It was not that late, 11pm, when I returned from dinner with Brigitte, in Amber, but the drive made me aware of how different India is at night. It becomes quite frightening, and I sat in the back of my comfortable Ambassador taxi and mused as to why.
Leaving the house to go home we passed lots of dark shadows where no light could fall, and suddenly, looming out of the blackness was an enormous elephant with a huge branch in it’s mouth. Usually they have cyclists straps on their ankles, if elephants have ankles, but this one did not and it made us jump and swerve wildly. Next a large bull was just standing, ruminating, in the middle of the road. Magnificently profiled against Amber Fort. Down the hill into Jaipur there were just dogs, packs of them running on the road and then we were at the first traffic light in the city, one of those strong yellow ones that changes the colour of everything. Along the side of the road there was a fluffly white dog trotting beside a huge, really huge, black rat. Having recently read Neverwhere by Niel Gaiman I was slightly startled by the site.
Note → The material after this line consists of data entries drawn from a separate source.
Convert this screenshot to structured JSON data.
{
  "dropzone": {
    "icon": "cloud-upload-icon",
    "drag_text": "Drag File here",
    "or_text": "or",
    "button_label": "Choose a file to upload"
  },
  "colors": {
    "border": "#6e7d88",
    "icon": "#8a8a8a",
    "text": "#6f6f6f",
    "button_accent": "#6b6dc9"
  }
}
There was no animosity, no chasing, just travelling companions.
The only lit areas are the shops and traffic lights. Everything else shrinks into darkness, and there are men lying asleep under blankets like shrouds, dotted along the road side. Rickshaw wallah sleep on their rickshaws, precariously balabced on the handle bars and the seat, security guards sleep in chairs, plastic chairs under naked 100 watt bulds, taxi drivers all park their smart white cars together in a huddle and sleep across the double front seat. The whole place shuts down and becomes spooky and scary. One feels as though the bhoots, spirits, lurk in every shadow, curling around the darkness waiting to jump out and scream Boo!
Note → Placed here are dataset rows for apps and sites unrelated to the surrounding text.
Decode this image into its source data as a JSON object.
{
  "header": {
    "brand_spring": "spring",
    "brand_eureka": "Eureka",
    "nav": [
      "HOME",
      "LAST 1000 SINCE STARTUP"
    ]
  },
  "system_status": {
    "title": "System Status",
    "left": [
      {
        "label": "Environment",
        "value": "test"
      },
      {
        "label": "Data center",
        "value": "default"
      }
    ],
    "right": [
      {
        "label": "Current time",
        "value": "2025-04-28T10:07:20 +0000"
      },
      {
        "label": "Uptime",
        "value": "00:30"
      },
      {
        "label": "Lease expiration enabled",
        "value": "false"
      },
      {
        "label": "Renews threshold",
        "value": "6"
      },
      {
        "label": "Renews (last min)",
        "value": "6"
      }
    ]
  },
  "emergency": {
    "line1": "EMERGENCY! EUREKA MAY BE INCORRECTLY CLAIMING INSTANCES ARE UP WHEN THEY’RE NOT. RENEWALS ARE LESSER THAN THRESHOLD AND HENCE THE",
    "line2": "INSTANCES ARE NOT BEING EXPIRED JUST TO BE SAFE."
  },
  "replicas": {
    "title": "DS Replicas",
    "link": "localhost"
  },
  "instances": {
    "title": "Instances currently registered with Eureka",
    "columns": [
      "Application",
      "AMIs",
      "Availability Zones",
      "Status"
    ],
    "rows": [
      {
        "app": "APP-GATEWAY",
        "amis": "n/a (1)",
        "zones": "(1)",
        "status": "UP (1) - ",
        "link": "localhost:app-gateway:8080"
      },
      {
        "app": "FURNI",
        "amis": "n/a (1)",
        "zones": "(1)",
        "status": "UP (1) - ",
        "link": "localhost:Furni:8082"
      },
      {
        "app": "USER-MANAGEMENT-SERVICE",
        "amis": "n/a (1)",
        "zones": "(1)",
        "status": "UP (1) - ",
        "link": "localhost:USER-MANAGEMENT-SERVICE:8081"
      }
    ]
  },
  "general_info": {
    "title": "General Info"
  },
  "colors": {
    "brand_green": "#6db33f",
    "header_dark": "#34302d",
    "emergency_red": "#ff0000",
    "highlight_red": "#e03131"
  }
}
But it did not happen. We had no reason to stop. We just drove sedately past and I thought about what is and what could be and the choices we make that take us to our current life experience.